|Title:||How chemotherapy and radiotherapy damage the tissue: Comparative biology lessons from feather and hair models||Authors:||Gao, QingXiang
|Keywords:||adverse effect; chemotherapy; feather; hair; radiotherapy||Issue Date:||20-Nov-2018||Source:||Experimental dermatology||Abstract:||

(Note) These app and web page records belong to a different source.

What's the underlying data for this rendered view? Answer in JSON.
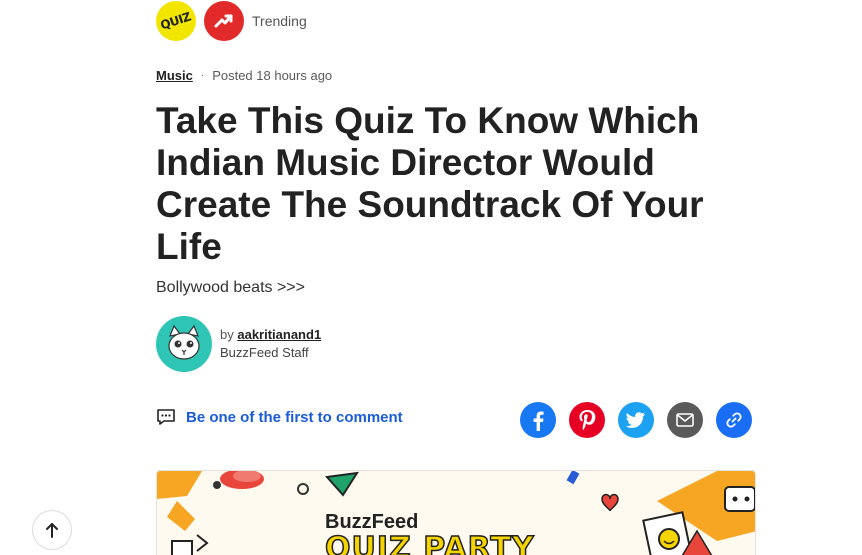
{
  "topbar": {
    "quiz_badge": "QUIZ",
    "trending_icon": "trending-up-icon",
    "trending_label": "Trending"
  },
  "meta": {
    "category": "Music",
    "separator": "·",
    "posted": "Posted 18 hours ago"
  },
  "article": {
    "title": "Take This Quiz To Know Which Indian Music Director Would Create The Soundtrack Of Your Life",
    "subtitle": "Bollywood beats >>>"
  },
  "author": {
    "by_label": "by",
    "name": "aakritianand1",
    "role": "BuzzFeed Staff"
  },
  "comments": {
    "icon": "comment-icon",
    "label": "Be one of the first to comment"
  },
  "share": [
    {
      "icon": "facebook-icon",
      "color": "#1877f2"
    },
    {
      "icon": "pinterest-icon",
      "color": "#e60023"
    },
    {
      "icon": "twitter-icon",
      "color": "#1da1f2"
    },
    {
      "icon": "email-icon",
      "color": "#5a5a5a"
    },
    {
      "icon": "link-icon",
      "color": "#1a6ef5"
    }
  ],
  "hero": {
    "brand": "BuzzFeed",
    "headline": "QUIZ PARTY"
  },
  "scroll_top_icon": "arrow-up-icon",
  "colors": {
    "accent": "#1a5cd8",
    "quiz_yellow": "#f2e600",
    "trending_red": "#e32a2a",
    "avatar_teal": "#2ec4b6"
  }
}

Chemotherapy and radiotherapy are common modalities for cancer treatment. While targeting rapidly growing cancer cells, they also damage normal tissues and cause adverse effects. From the initial insult such as DNA double-strand break, production of reactive oxygen species (ROS) and a general stress response, there are complex regulatory mechanisms that control the actual tissue damage process. Besides apoptosis, a range of outcomes for the damaged cells are possible including cell cycle arrest, senescence, mitotic catastrophe, and inflammatory responses and fibrosis at the tissue level. Feather and hair are among the most actively proliferating (mini-)organs and are highly susceptible to both chemotherapy and radiotherapy damage, thus provide excellent, experimentally tractable model systems for dissecting how normal tissues respond to such injuries. Taking a comparative biology approach to investigate this has turned out to be particularly productive. Started in chicken feather and then extended to murine hair follicles, it was revealed that in addition to p53-mediated apoptosis, several other previously overlooked mechanisms are involved. Specifically, Shh, Wnt, mTOR, cytokine signalling and ROS-mediated degradation of adherens junctions have been implicated in the damage and/or reparative regeneration process. Moreover, we show here that inflammatory responses, which can be prominent upon histological examination of chemo- or radiotherapy-damaged hair follicle, may not be essential for the hair loss phenotype. These studies point to fundamental, evolutionarily conserved mechanisms in controlling tissue responses in vivo, and suggest novel strategies for the prevention and management of adverse effects that arise from chemo- or radiotherapy.
|Appears in Collections:||醫學系|
Items in DSpace are protected by copyright, with all rights reserved, unless otherwise indicated.